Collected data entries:
——
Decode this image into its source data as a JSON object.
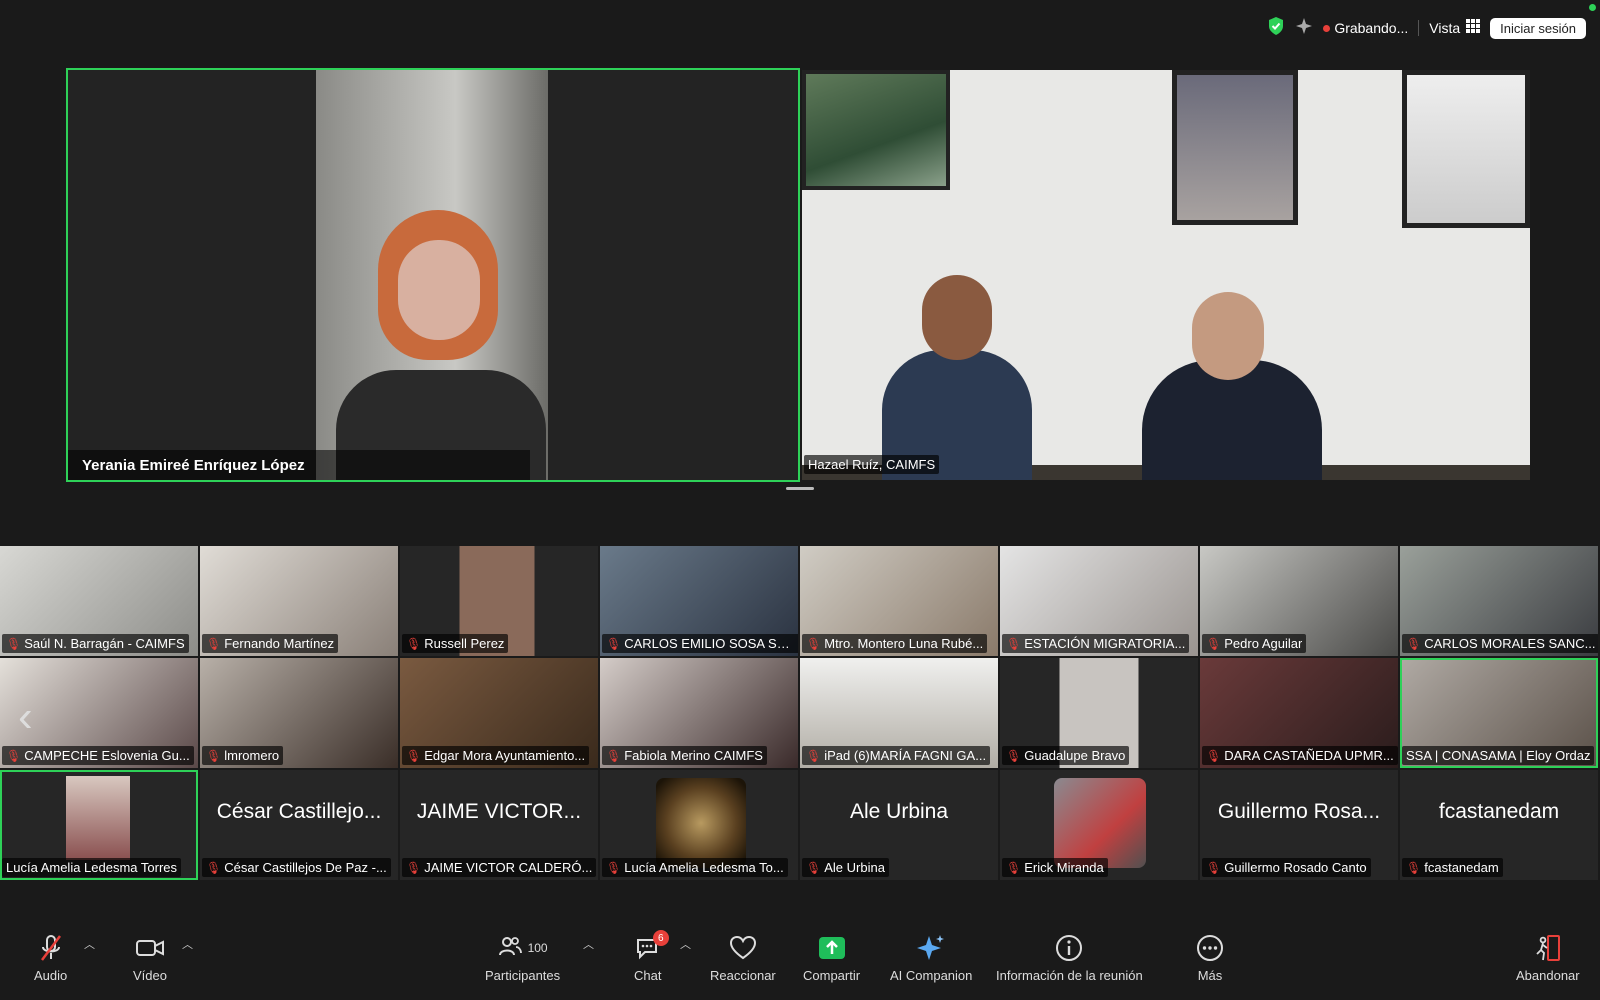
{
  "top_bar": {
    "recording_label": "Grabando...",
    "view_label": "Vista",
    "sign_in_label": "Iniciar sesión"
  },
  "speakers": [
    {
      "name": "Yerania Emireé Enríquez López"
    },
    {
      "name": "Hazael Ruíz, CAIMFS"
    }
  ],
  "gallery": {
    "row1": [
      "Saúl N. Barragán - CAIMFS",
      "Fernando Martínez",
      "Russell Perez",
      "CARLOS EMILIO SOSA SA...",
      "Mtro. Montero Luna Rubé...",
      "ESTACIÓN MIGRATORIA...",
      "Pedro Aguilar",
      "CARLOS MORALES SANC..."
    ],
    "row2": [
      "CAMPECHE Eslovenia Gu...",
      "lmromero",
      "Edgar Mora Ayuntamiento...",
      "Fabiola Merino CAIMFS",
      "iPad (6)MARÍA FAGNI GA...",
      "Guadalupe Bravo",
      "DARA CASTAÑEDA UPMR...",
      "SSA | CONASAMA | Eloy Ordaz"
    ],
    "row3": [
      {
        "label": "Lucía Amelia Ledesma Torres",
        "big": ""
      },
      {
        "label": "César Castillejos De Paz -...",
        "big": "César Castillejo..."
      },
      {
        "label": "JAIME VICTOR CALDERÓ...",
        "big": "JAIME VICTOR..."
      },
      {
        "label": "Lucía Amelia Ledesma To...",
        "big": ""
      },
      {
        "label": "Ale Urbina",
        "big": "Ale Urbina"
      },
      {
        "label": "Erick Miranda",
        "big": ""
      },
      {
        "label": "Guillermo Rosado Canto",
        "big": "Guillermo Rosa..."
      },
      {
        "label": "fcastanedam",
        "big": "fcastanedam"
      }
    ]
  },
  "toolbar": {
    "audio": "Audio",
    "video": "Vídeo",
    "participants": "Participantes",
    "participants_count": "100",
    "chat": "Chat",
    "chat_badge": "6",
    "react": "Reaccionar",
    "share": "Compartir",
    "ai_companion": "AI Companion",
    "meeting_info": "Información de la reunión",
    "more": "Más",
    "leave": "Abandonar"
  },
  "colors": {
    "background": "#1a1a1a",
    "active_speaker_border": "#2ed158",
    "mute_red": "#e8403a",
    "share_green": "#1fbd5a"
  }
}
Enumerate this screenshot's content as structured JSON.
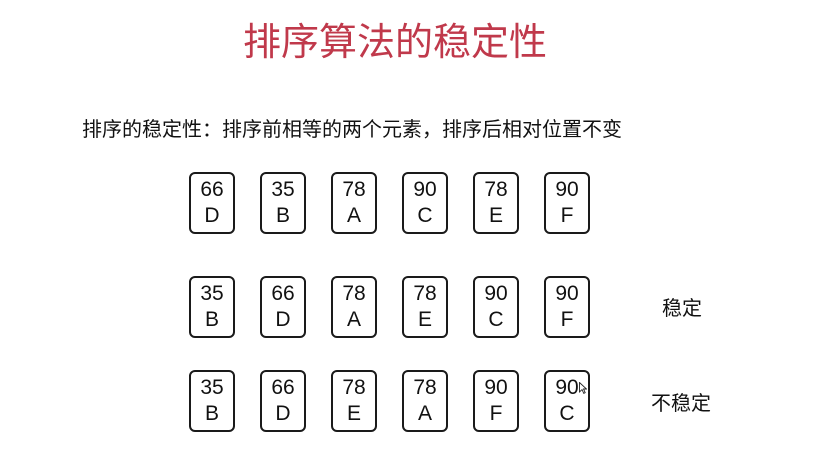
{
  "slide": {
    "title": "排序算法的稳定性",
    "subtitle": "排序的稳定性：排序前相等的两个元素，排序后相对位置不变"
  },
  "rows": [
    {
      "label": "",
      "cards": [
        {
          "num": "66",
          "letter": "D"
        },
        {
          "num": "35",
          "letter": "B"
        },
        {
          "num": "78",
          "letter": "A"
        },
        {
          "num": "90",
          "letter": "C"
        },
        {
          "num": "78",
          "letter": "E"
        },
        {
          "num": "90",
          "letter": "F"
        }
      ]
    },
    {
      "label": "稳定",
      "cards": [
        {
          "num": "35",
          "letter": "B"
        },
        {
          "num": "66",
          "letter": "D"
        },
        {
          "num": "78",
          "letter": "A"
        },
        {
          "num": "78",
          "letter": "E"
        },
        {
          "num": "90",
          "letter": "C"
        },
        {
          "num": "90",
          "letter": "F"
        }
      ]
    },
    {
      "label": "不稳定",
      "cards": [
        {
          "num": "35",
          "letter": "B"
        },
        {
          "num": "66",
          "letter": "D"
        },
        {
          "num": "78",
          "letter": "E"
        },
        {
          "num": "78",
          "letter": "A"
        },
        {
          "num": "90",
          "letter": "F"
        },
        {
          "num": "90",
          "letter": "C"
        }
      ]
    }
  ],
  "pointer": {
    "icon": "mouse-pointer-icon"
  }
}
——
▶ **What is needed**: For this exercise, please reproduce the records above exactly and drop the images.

▶ **Completed task**:
Decode this image into its source data as a JSON object.
{
  "top_bar": {
    "recording_label": "Grabando...",
    "view_label": "Vista",
    "sign_in_label": "Iniciar sesión"
  },
  "speakers": [
    {
      "name": "Yerania Emireé Enríquez López"
    },
    {
      "name": "Hazael Ruíz, CAIMFS"
    }
  ],
  "gallery": {
    "row1": [
      "Saúl N. Barragán - CAIMFS",
      "Fernando Martínez",
      "Russell Perez",
      "CARLOS EMILIO SOSA SA...",
      "Mtro. Montero Luna Rubé...",
      "ESTACIÓN MIGRATORIA...",
      "Pedro Aguilar",
      "CARLOS MORALES SANC..."
    ],
    "row2": [
      "CAMPECHE Eslovenia Gu...",
      "lmromero",
      "Edgar Mora Ayuntamiento...",
      "Fabiola Merino CAIMFS",
      "iPad (6)MARÍA FAGNI GA...",
      "Guadalupe Bravo",
      "DARA CASTAÑEDA UPMR...",
      "SSA | CONASAMA | Eloy Ordaz"
    ],
    "row3": [
      {
        "label": "Lucía Amelia Ledesma Torres",
        "big": ""
      },
      {
        "label": "César Castillejos De Paz -...",
        "big": "César Castillejo..."
      },
      {
        "label": "JAIME VICTOR CALDERÓ...",
        "big": "JAIME VICTOR..."
      },
      {
        "label": "Lucía Amelia Ledesma To...",
        "big": ""
      },
      {
        "label": "Ale Urbina",
        "big": "Ale Urbina"
      },
      {
        "label": "Erick Miranda",
        "big": ""
      },
      {
        "label": "Guillermo Rosado Canto",
        "big": "Guillermo Rosa..."
      },
      {
        "label": "fcastanedam",
        "big": "fcastanedam"
      }
    ]
  },
  "toolbar": {
    "audio": "Audio",
    "video": "Vídeo",
    "participants": "Participantes",
    "participants_count": "100",
    "chat": "Chat",
    "chat_badge": "6",
    "react": "Reaccionar",
    "share": "Compartir",
    "ai_companion": "AI Companion",
    "meeting_info": "Información de la reunión",
    "more": "Más",
    "leave": "Abandonar"
  },
  "colors": {
    "background": "#1a1a1a",
    "active_speaker_border": "#2ed158",
    "mute_red": "#e8403a",
    "share_green": "#1fbd5a"
  }
}
Enumerate this screenshot's content as structured JSON.
{
  "slide": {
    "title": "排序算法的稳定性",
    "subtitle": "排序的稳定性：排序前相等的两个元素，排序后相对位置不变"
  },
  "rows": [
    {
      "label": "",
      "cards": [
        {
          "num": "66",
          "letter": "D"
        },
        {
          "num": "35",
          "letter": "B"
        },
        {
          "num": "78",
          "letter": "A"
        },
        {
          "num": "90",
          "letter": "C"
        },
        {
          "num": "78",
          "letter": "E"
        },
        {
          "num": "90",
          "letter": "F"
        }
      ]
    },
    {
      "label": "稳定",
      "cards": [
        {
          "num": "35",
          "letter": "B"
        },
        {
          "num": "66",
          "letter": "D"
        },
        {
          "num": "78",
          "letter": "A"
        },
        {
          "num": "78",
          "letter": "E"
        },
        {
          "num": "90",
          "letter": "C"
        },
        {
          "num": "90",
          "letter": "F"
        }
      ]
    },
    {
      "label": "不稳定",
      "cards": [
        {
          "num": "35",
          "letter": "B"
        },
        {
          "num": "66",
          "letter": "D"
        },
        {
          "num": "78",
          "letter": "E"
        },
        {
          "num": "78",
          "letter": "A"
        },
        {
          "num": "90",
          "letter": "F"
        },
        {
          "num": "90",
          "letter": "C"
        }
      ]
    }
  ],
  "pointer": {
    "icon": "mouse-pointer-icon"
  }
}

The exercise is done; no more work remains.